ORINDA IS one of the best-run cities in the East Bay. Even with limited finances, it has been able to maintain city services without having to endure the severe cutbacks some other cities have been forced to make.

The city has practiced fiscal restraint and has been able to contain employee salary and pension costs. Orinda also has excellent relationships with its schools.

Even with its successes, Orinda faces challenges, particularly in upgrading its poor road system in the wake of two city bond measure losses.

Orinda also seeks to revitalize its downtown to attract appropriate small businesses and provide affordable housing without jeopardizing its semirural nature.

Fortunately, Orinda has five well-qualified candidates seeking three seats on the City Council. They include incumbents Amy Worth, Sue Severson and Thomas McCormick along with challengers Dean Orr, a Planning Commission member, and physician Scott Zeller.

One of the more controversial issues facing Orinda is how to revitalize downtown. Zeller is opposed to increasing building heights and high-density housing.

All of the other candidates agree that Orinda is unique and that any downtown plan should retain Orinda's charm. All five support more workshops and public meeting to reach a consensus on how to renew a downtown that has many 50-year-old buildings.

Any changes to the downtown, including building heights, need to have the support of a solid majority of Orinda residents, which is the stated goal of all the candidates.

With scarce revenues and the defeat of bond measures, Orinda must seek alternative means of raising funds to fix city roads. All five candidates support seeking more federal and state grants and creating partnerships with neighborhood groups, adjacent cities and the fire district to attract road-repair funding.

We believe that the current City Council has done a fine job in maintaining services, seeking creative ways to fix roads and working with residents on downtown revitalization.

As a regional transportation commissioner, Worth has played an important role in attracting funds for the fourth bore of the Caldecott Tunnel, which will be used by many Orinda motorists. She also was a key force behind Orinda's successful new library.
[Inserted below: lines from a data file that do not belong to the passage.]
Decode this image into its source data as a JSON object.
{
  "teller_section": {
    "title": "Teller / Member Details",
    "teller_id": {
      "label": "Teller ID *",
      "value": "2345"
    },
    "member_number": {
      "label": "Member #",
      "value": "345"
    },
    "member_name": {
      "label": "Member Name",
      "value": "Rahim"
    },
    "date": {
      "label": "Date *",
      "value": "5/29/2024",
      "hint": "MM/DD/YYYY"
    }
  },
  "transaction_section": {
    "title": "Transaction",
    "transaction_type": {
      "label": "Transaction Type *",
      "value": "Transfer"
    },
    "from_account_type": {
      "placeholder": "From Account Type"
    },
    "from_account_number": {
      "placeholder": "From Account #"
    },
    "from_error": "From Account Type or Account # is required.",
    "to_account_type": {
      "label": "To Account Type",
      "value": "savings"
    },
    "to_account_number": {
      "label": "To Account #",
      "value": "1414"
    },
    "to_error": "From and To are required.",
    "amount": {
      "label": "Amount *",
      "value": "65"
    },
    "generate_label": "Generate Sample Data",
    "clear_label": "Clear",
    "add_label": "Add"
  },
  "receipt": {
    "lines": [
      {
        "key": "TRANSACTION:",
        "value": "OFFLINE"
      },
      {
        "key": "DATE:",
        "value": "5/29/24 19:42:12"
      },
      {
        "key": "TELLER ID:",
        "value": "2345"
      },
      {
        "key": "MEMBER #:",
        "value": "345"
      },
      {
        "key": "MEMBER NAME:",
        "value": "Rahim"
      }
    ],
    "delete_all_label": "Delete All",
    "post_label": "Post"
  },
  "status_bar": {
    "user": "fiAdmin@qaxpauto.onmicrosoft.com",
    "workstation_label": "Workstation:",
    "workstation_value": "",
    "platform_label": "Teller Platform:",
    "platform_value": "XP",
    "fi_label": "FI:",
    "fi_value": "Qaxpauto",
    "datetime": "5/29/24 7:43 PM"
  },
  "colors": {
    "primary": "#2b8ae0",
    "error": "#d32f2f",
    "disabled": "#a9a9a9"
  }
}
Severson has served on the Orinda school board and has provided a valuable link between the city and its schools.

McCormick's legal and business experience has been an asset for the council in dealing with tight budgets.

The three incumbents have worked well together to meet Orinda's challenges, and they all have a strong sense of community service and open minds in listening to the concerns of city residents.

We recommend that Orinda voters re-elect Worth, Severson and McCormick to the City Council on Nov. 2.